Progression is built on skills. They are the building blocks of frameworks, positions, check-ins and logged activity.

Skills are made up of level requirements, which specify how someone can demonstrate the skill at a range of seniority levels.

Skills can be shared across positions and teams, making them a powerful way to let individuals identify and plan their growth path.


Skill category

A set of skills that share a specific theme, such as Human, Craft or Leadership. These are fully customisable within each framework. We display skills sorted by category in the framework, on positions, and during Check-ins.


Skill example

Each skill level can optionally contain a list of examples, which specify more detail on how someone should demonstrate this skill level to help them assess if they are achieving the level.

Examples appear as bullet points below each level description and can be viewed on positions, skills, and during check-ins.


Skill Levels / Level Requirement

A description of how someone should be demonstrating a skill at a specific seniority level. Typically skills have 3-8 levels.

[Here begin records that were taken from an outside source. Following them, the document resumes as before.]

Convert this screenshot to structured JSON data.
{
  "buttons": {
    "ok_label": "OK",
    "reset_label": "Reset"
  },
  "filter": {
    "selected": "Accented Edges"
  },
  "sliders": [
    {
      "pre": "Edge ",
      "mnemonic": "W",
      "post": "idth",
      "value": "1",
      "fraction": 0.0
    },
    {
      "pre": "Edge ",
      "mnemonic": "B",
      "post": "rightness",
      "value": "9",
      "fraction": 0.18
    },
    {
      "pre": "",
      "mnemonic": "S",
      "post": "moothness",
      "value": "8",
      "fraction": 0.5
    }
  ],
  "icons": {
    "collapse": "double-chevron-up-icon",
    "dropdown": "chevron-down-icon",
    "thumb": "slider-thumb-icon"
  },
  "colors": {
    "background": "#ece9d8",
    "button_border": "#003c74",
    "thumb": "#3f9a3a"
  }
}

You'll see skill level requirements indicated throughout the app as filled-in dots with an 'L' label.


Skill levels are set as Requirements on a given position to indicate the expected skill level for that position. For example, A Junior Designer might require Visual Design L1 whereas a Senior Designer requires L4.

Skill library

A collection of skills written by Progression, plus skills curated from other organisation with open-source progression frameworks. Skills can be copied from our library into your organisation and further customised.

Starred position and skills

Both positions and skills can be starred, to help individuals identify specific focus areas for their career path and development.

When a position is starred, it's pinned to the top of the individual's Growth Profile.

When skills are starred, they are highlighted on the Growth Profile and you can see a more detailed breakdown on how the skill is being worked on via Activity.



Each Progression framework sits within a Team, which comprises tracks, positions, skills and people. Teams can be in Draft, Published or Public status.

Most of our customers create a Team per discipline e.g. Engineering, Design and Product. A good rule of thumb is to make sure the Team contains a strong overlap of shared skills and development tracks. If these start diverging too much, you might want to pull them into separate Teams.



Tracks are the ladders made up of positions, typically rising in seniority, that people can progress along or switch between in their career path. For example, you might specify an Individual Contributor and Management track within a team. A Team can have any many Tracks as you like, and can contain as many Positions as you like.

In the example below, Product Management and Product Design are the Tracks.